• AIM OF THE TASK: Which lines of the records contain the word "Configurations"? Show each of them.

Component data from apps and pages
=====

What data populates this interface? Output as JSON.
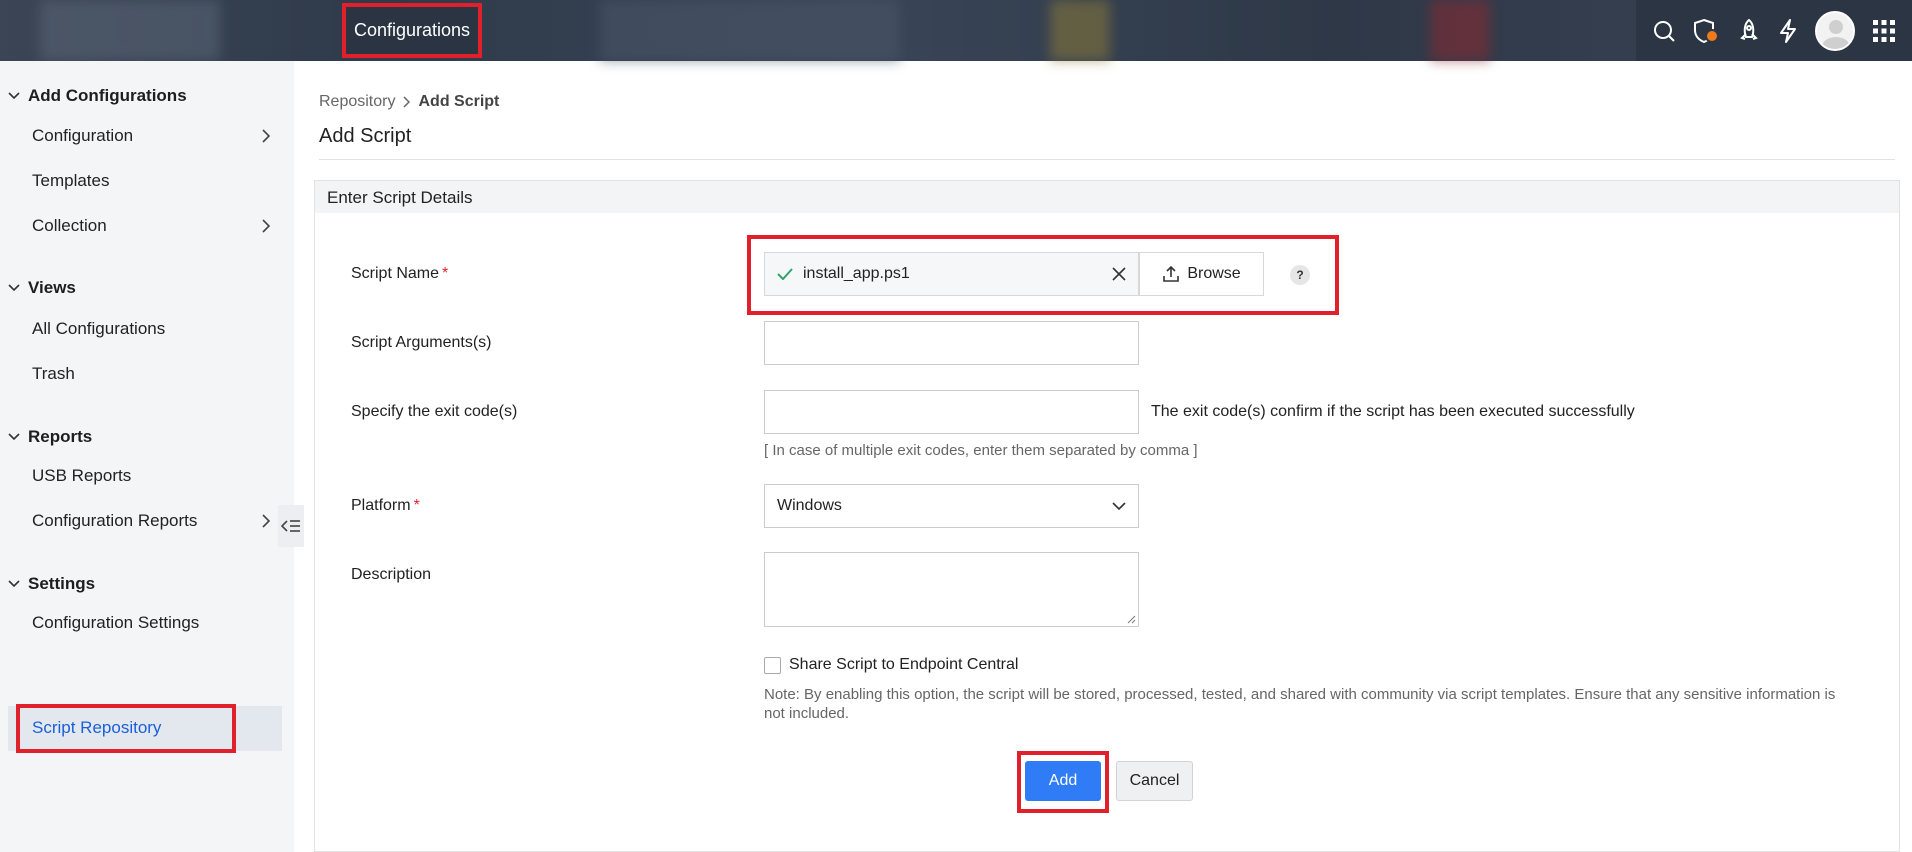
{
  "topbar": {
    "module_tab": "Configurations",
    "icons": [
      "search-icon",
      "shield-alert-icon",
      "rocket-icon",
      "lightning-icon",
      "avatar",
      "app-grid-icon"
    ],
    "accent": "#e0212b"
  },
  "sidebar": {
    "sections": [
      {
        "title": "Add Configurations",
        "items": [
          {
            "label": "Configuration",
            "has_submenu": true
          },
          {
            "label": "Templates",
            "has_submenu": false
          },
          {
            "label": "Collection",
            "has_submenu": true
          }
        ]
      },
      {
        "title": "Views",
        "items": [
          {
            "label": "All Configurations",
            "has_submenu": false
          },
          {
            "label": "Trash",
            "has_submenu": false
          }
        ]
      },
      {
        "title": "Reports",
        "items": [
          {
            "label": "USB Reports",
            "has_submenu": false
          },
          {
            "label": "Configuration Reports",
            "has_submenu": true
          }
        ]
      },
      {
        "title": "Settings",
        "items": [
          {
            "label": "Configuration Settings",
            "has_submenu": false
          },
          {
            "label": "Script Repository",
            "has_submenu": false,
            "active": true
          }
        ]
      }
    ]
  },
  "breadcrumb": {
    "parent": "Repository",
    "current": "Add Script"
  },
  "page_title": "Add Script",
  "form": {
    "section_title": "Enter Script Details",
    "script_name": {
      "label": "Script Name",
      "required_mark": "*",
      "value": "install_app.ps1",
      "browse_label": "Browse",
      "help_label": "?"
    },
    "script_arguments": {
      "label": "Script Arguments(s)",
      "value": ""
    },
    "exit_codes": {
      "label": "Specify the exit code(s)",
      "value": "",
      "hint": "The exit code(s) confirm if the script has been executed successfully",
      "subhint": "[ In case of multiple exit codes, enter them separated by comma ]"
    },
    "platform": {
      "label": "Platform",
      "required_mark": "*",
      "value": "Windows"
    },
    "description": {
      "label": "Description",
      "value": ""
    },
    "share": {
      "label": "Share Script to Endpoint Central",
      "checked": false,
      "note": "Note: By enabling this option, the script will be stored, processed, tested, and shared with community via script templates. Ensure that any sensitive information is not included."
    },
    "add_label": "Add",
    "cancel_label": "Cancel"
  },
  "colors": {
    "primary": "#2f7cf6",
    "active_link": "#1b5fd6",
    "highlight": "#e0212b",
    "success": "#2fa56a"
  }
}
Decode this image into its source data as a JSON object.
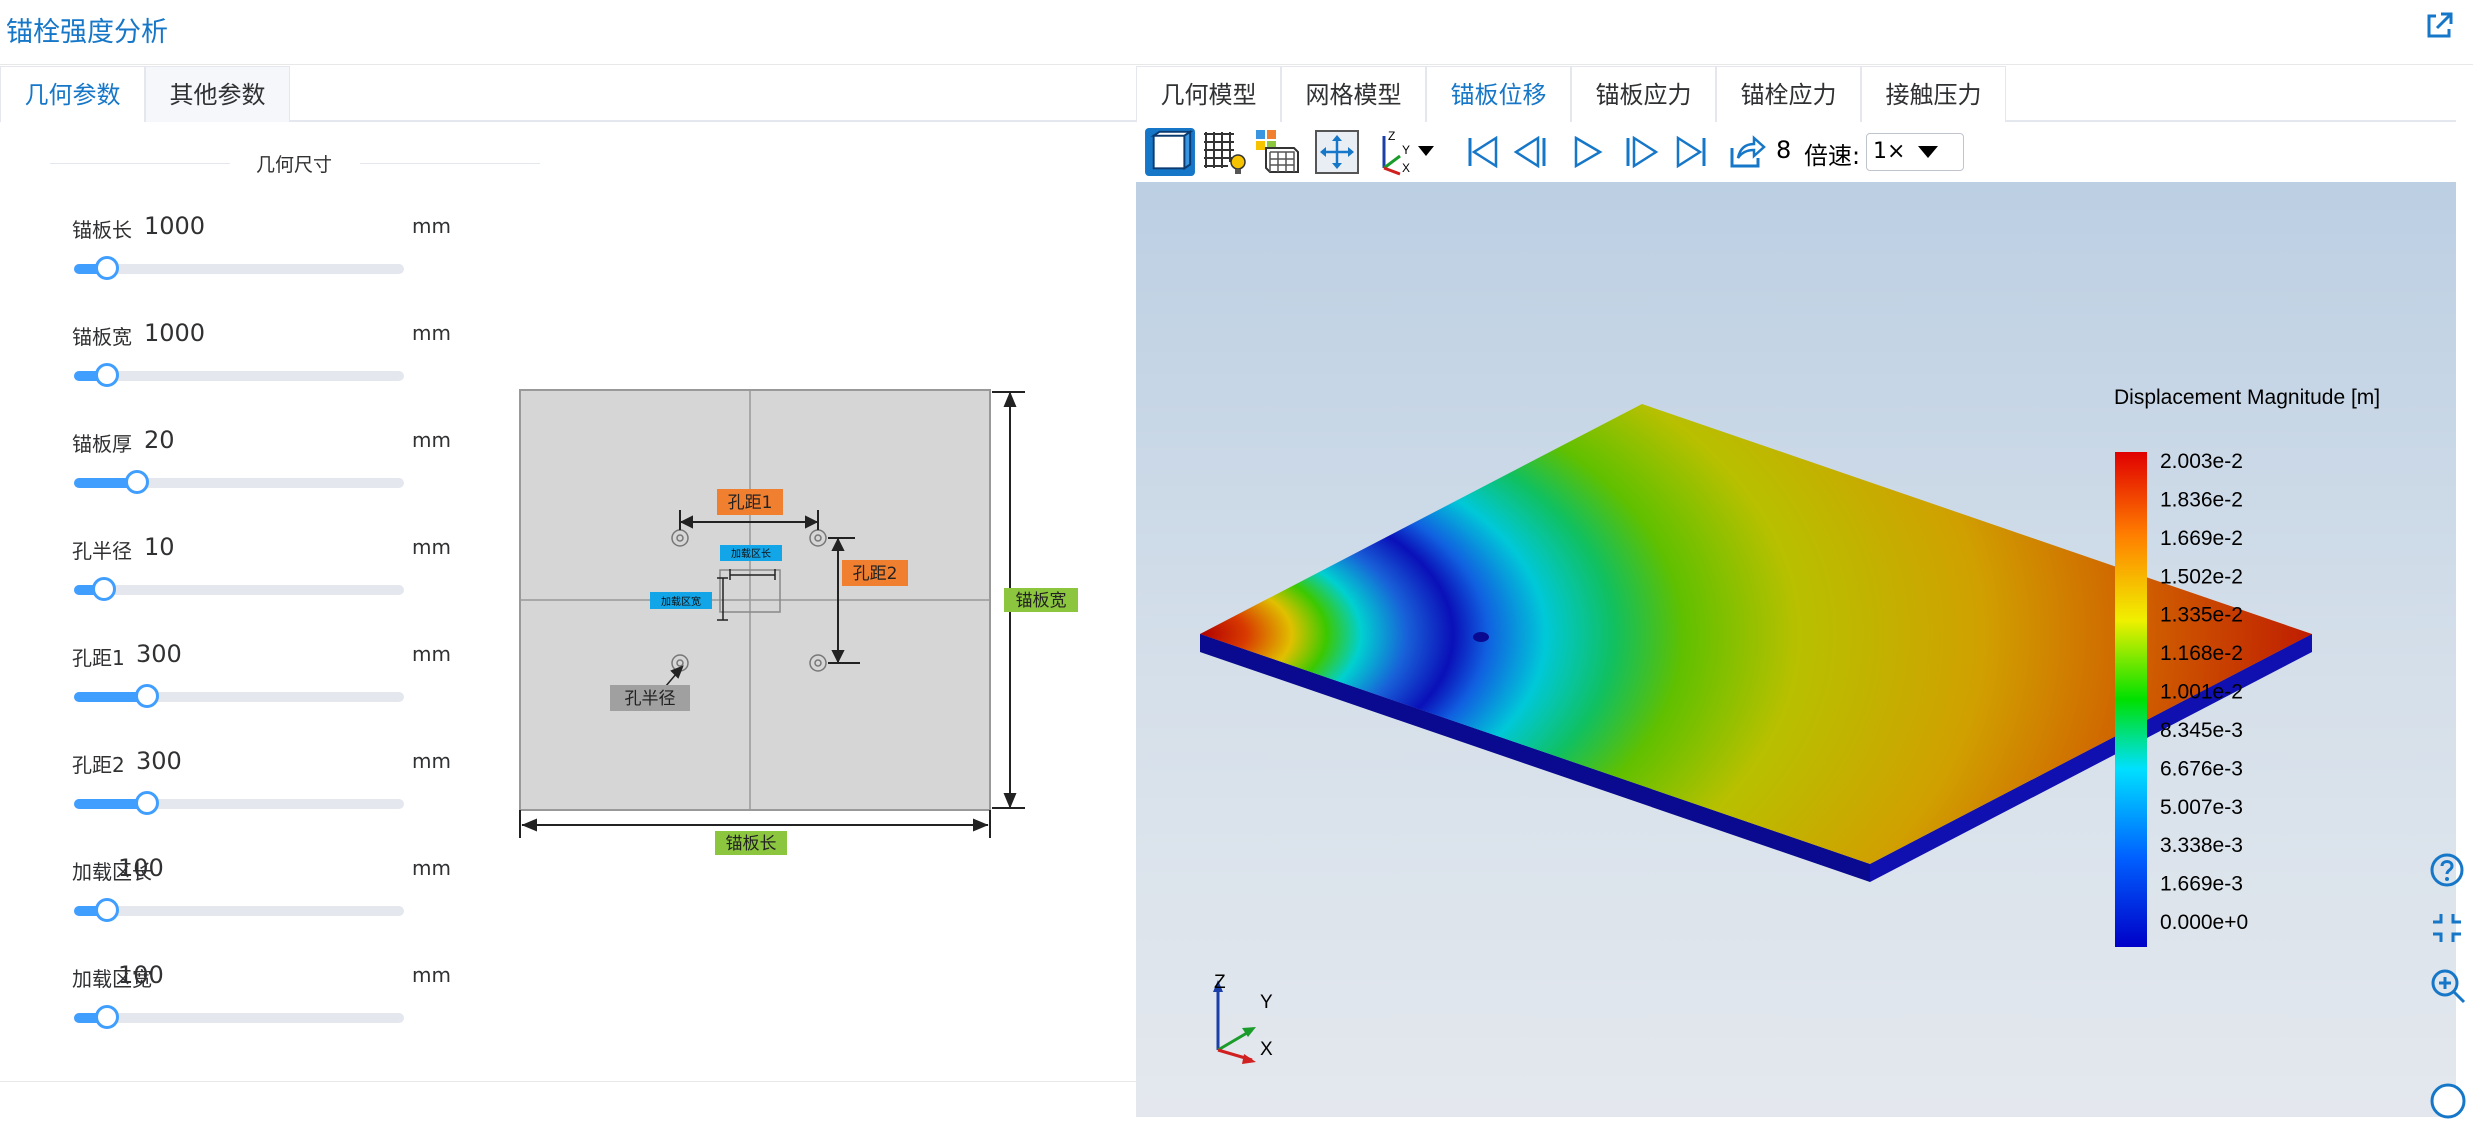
{
  "header": {
    "title": "锚栓强度分析"
  },
  "left_tabs": [
    {
      "label": "几何参数"
    },
    {
      "label": "其他参数"
    }
  ],
  "section": {
    "title": "几何尺寸"
  },
  "params": [
    {
      "label": "锚板长",
      "value": "1000",
      "unit": "mm",
      "level": 0.1
    },
    {
      "label": "锚板宽",
      "value": "1000",
      "unit": "mm",
      "level": 0.1
    },
    {
      "label": "锚板厚",
      "value": "20",
      "unit": "mm",
      "level": 0.19
    },
    {
      "label": "孔半径",
      "value": "10",
      "unit": "mm",
      "level": 0.09
    },
    {
      "label": "孔距1",
      "value": "300",
      "unit": "mm",
      "level": 0.22
    },
    {
      "label": "孔距2",
      "value": "300",
      "unit": "mm",
      "level": 0.22
    },
    {
      "label": "加载区长",
      "value": "100",
      "unit": "mm",
      "level": 0.1
    },
    {
      "label": "加载区宽",
      "value": "100",
      "unit": "mm",
      "level": 0.1
    }
  ],
  "diagram": {
    "hole_spacing_1": "孔距1",
    "hole_spacing_2": "孔距2",
    "load_len": "加载区长",
    "load_wid": "加载区宽",
    "hole_radius": "孔半径",
    "plate_len": "锚板长",
    "plate_wid": "锚板宽"
  },
  "right_tabs": [
    {
      "label": "几何模型"
    },
    {
      "label": "网格模型"
    },
    {
      "label": "锚板位移"
    },
    {
      "label": "锚板应力"
    },
    {
      "label": "锚栓应力"
    },
    {
      "label": "接触压力"
    }
  ],
  "toolbar": {
    "frame": "8",
    "speed_label": "倍速:",
    "speed_value": "1×"
  },
  "legend": {
    "title": "Displacement Magnitude [m]",
    "values": [
      "2.003e-2",
      "1.836e-2",
      "1.669e-2",
      "1.502e-2",
      "1.335e-2",
      "1.168e-2",
      "1.001e-2",
      "8.345e-3",
      "6.676e-3",
      "5.007e-3",
      "3.338e-3",
      "1.669e-3",
      "0.000e+0"
    ]
  },
  "axes": {
    "z": "Z",
    "y": "Y",
    "x": "X"
  },
  "colors": {
    "accent": "#1677c8",
    "slider": "#409eff",
    "orange_tag": "#f08030",
    "blue_tag": "#12a5e8",
    "green_tag": "#8cc63f",
    "gray_tag": "#a0a0a0"
  }
}
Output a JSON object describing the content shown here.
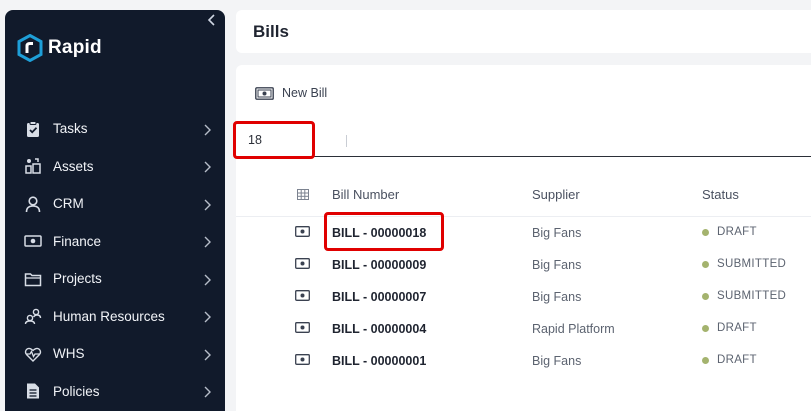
{
  "sidebar": {
    "collapse_icon": "chevron-left-icon",
    "logo_text": "Rapid",
    "items": [
      {
        "label": "Tasks",
        "icon": "clipboard-check-icon"
      },
      {
        "label": "Assets",
        "icon": "assets-icon"
      },
      {
        "label": "CRM",
        "icon": "user-icon"
      },
      {
        "label": "Finance",
        "icon": "money-icon"
      },
      {
        "label": "Projects",
        "icon": "folder-icon"
      },
      {
        "label": "Human Resources",
        "icon": "people-icon"
      },
      {
        "label": "WHS",
        "icon": "heartbeat-icon"
      },
      {
        "label": "Policies",
        "icon": "document-icon"
      }
    ]
  },
  "header": {
    "title": "Bills"
  },
  "toolbar": {
    "new_bill_label": "New Bill"
  },
  "search": {
    "value": "18"
  },
  "table": {
    "columns": [
      "Bill Number",
      "Supplier",
      "Status"
    ],
    "rows": [
      {
        "number": "BILL - 00000018",
        "supplier": "Big Fans",
        "status": "DRAFT"
      },
      {
        "number": "BILL - 00000009",
        "supplier": "Big Fans",
        "status": "SUBMITTED"
      },
      {
        "number": "BILL - 00000007",
        "supplier": "Big Fans",
        "status": "SUBMITTED"
      },
      {
        "number": "BILL - 00000004",
        "supplier": "Rapid Platform",
        "status": "DRAFT"
      },
      {
        "number": "BILL - 00000001",
        "supplier": "Big Fans",
        "status": "DRAFT"
      }
    ]
  },
  "colors": {
    "sidebar_bg": "#111a2b",
    "highlight": "#e00000",
    "status_dot": "#a4b36e",
    "logo_accent": "#1e9fd8"
  }
}
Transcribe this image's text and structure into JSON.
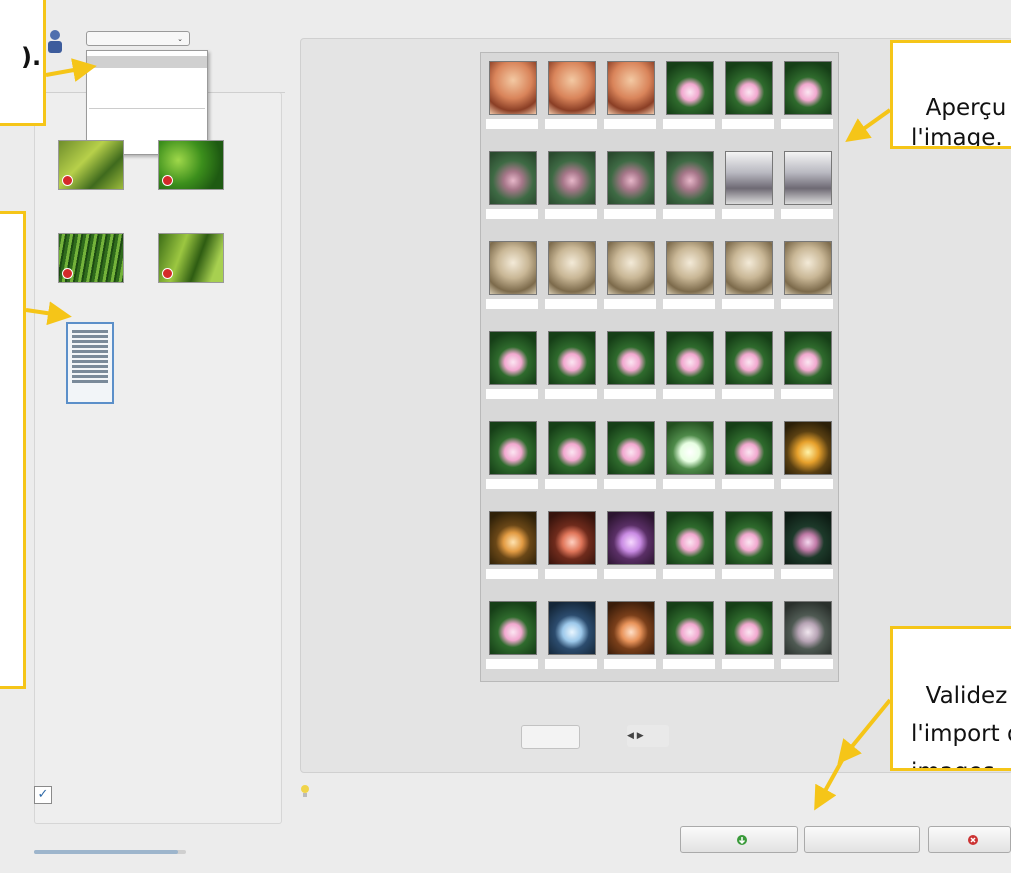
{
  "left": {
    "profile_select": "",
    "dropdown_items": [
      "",
      "",
      "",
      "",
      ""
    ],
    "group_label": "",
    "quality_label": "",
    "checkbox_label": "",
    "quality_level": 0.95
  },
  "preview": {
    "label": "",
    "page_name": "",
    "pager": "",
    "nav": "◀ ▶",
    "rows": [
      {
        "img": [
          "woman",
          "woman",
          "woman",
          "lotus",
          "lotus",
          "lotus"
        ],
        "caps": [
          "",
          "",
          "",
          "",
          "",
          ""
        ]
      },
      {
        "img": [
          "blur",
          "blur",
          "blur",
          "blur",
          "snow",
          "snow"
        ],
        "caps": [
          "",
          "",
          "",
          "",
          "",
          ""
        ]
      },
      {
        "img": [
          "sepia",
          "sepia",
          "sepia",
          "sepia",
          "sepia",
          "sepia"
        ],
        "caps": [
          "",
          "",
          "",
          "",
          "",
          ""
        ]
      },
      {
        "img": [
          "lotus",
          "lotus",
          "lotus",
          "lotus",
          "lotus",
          "lotus"
        ],
        "caps": [
          "",
          "",
          "",
          "",
          "",
          ""
        ]
      },
      {
        "img": [
          "lotus",
          "lotus",
          "lotus",
          "lotusbright",
          "lotus",
          "lotusgold"
        ],
        "caps": [
          "",
          "",
          "",
          "",
          "",
          ""
        ]
      },
      {
        "img": [
          "lotuswarm",
          "lotusred",
          "lotuspurple",
          "lotus",
          "lotus",
          "lotusdark"
        ],
        "caps": [
          "",
          "",
          "",
          "",
          "",
          ""
        ]
      },
      {
        "img": [
          "lotus",
          "lotusblue",
          "lotusorange",
          "lotus",
          "lotus",
          "lotusgrey"
        ],
        "caps": [
          "",
          "",
          "",
          "",
          "",
          ""
        ]
      }
    ]
  },
  "callouts": {
    "left_top": "",
    "left_mid": "",
    "preview_text": "Aperçu de\nl'image.",
    "validate_text": "Validez\nl'import des\nimages."
  },
  "bottom": {
    "hint": "",
    "btn_import": "",
    "btn_middle": "",
    "btn_cancel": ""
  },
  "colors": {
    "accent": "#f5c518",
    "red": "#d42a2a",
    "green": "#3a9a3a"
  }
}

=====

• SOLUTION:
    "module_tab": "Configurations",
        "title": "Add Configurations",
            "label": "All Configurations",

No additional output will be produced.